Insecticide To Kill Leahfoppers


Neem oil is another effective leafhopper killer, and it’s stronger than the others. This is why you should be more careful when using this. Another thing to note is that it leaves an unpleasant smell and taste on surrounding plants, so make sure you don’t accidentally spray this on other plants, or on your cannabis buds for that matter.

You need to use a one-hand pressure sprayer to apply this on your leafhopper-infested cannabis. Mix it thoroughly because water and neem oil can easily separate.

Neemazal - Neem Oil

Neem oil serves as a completely natural way to protect your cannabis plants against pests.

Buy Neem Oil


Not all bugs are bad for your weed garden. In fact, some are fierce allies that can help protect your crop. Ladybugs are one such specimen that you can release into your garden to wage war on a leafhopper infestation.

As part of their main diet, ladybugs will gladly eat the tiny monsters up. The sad part, though, is that ladybugs are likely to fly away in a day or two. Consider purchasing enough to do some serious damage to the leafhoppers for at least a week.


If you’re on a tight budget, the best thing you can do is set up your own floating row covers. This might not be the most effective method, but it certainly is one of the most affordable. These floating row covers prevent insects and pests from crawling on your cannabis, without obscuring sunlight or restricting airflow.


You might have heard of these being used by vegetable growers, but they’re also effective in fending off leafhopper infestations on your cannabis. They're not very toxic for humans and plants, but are deadly for pests like leafhoppers.

Using a one-hand pressure sprayer is necessary to cover infected areas efficiently. Be cautious though if you've got bees because pyrethrins will kill them.

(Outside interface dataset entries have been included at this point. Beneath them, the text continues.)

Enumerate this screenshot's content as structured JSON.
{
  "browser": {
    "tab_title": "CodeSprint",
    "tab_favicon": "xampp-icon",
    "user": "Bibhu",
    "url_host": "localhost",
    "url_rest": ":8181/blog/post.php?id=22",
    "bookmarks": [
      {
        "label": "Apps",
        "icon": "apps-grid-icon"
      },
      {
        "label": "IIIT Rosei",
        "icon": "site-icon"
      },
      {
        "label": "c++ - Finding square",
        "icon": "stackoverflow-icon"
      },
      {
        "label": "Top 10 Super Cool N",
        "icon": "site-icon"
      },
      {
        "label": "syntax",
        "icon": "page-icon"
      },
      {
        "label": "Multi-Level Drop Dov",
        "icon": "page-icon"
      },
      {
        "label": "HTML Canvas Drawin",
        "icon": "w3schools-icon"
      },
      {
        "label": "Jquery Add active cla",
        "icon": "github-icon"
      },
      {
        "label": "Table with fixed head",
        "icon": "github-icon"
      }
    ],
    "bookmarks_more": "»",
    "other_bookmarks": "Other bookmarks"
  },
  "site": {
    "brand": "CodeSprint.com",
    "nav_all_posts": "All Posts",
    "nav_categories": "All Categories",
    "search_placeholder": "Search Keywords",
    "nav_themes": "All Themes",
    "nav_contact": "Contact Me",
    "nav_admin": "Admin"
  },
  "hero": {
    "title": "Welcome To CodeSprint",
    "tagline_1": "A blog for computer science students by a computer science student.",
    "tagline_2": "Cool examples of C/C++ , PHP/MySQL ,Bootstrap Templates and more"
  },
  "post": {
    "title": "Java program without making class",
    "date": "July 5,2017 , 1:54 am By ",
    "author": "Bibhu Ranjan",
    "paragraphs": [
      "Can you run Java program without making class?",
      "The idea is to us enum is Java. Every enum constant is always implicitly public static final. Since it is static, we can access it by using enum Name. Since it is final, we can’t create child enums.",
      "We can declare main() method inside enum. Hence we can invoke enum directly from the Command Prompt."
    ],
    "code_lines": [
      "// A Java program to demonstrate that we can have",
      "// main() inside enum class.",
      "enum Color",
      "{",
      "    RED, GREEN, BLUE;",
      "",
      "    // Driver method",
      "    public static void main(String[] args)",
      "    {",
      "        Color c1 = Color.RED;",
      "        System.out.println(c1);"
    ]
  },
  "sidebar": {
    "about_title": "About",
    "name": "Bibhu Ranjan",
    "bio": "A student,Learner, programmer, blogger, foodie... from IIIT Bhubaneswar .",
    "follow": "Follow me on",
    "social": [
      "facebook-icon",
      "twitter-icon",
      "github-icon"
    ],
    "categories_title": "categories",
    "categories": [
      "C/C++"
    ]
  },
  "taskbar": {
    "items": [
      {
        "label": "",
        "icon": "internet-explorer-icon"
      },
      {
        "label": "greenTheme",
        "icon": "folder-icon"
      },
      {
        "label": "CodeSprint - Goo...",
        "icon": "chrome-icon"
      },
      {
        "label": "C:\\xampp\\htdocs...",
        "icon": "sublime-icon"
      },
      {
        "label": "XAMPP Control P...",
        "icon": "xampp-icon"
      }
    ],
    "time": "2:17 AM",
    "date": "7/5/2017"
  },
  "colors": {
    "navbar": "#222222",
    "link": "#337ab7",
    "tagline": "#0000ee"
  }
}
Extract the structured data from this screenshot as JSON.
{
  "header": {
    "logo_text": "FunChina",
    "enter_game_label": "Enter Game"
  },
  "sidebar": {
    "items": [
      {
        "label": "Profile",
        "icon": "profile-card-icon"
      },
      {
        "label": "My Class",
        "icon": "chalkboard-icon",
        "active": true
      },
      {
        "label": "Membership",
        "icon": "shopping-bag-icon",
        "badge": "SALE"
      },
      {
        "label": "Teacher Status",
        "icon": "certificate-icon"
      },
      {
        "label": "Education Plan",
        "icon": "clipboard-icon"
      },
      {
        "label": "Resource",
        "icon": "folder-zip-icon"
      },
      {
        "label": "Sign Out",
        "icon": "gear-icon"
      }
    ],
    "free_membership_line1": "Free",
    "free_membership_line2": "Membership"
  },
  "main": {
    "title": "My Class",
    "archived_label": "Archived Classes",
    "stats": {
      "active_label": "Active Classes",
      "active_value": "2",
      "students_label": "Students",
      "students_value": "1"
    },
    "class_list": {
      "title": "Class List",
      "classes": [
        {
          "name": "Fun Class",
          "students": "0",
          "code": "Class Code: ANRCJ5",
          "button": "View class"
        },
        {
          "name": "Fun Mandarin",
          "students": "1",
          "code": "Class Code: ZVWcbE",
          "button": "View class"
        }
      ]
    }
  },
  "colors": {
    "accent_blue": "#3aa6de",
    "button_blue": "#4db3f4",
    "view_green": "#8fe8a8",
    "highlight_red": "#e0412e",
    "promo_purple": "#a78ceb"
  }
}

Floating Row Covers


Having leafhoppers on your cannabis is a real pain in the neck, but there’s a way to combat the issue by following the tips and methods mentioned in this article. In doing so, you’ll be able to say goodbye to those ravenous critters wreaking havoc on your precious plants.

Are you aged 21 or over?

The content on is only suitable for adults and is reserved for those of legal age.

Ensure you are aware of the laws of your country.

By clicking ENTER, you confirm
you are
21 years or older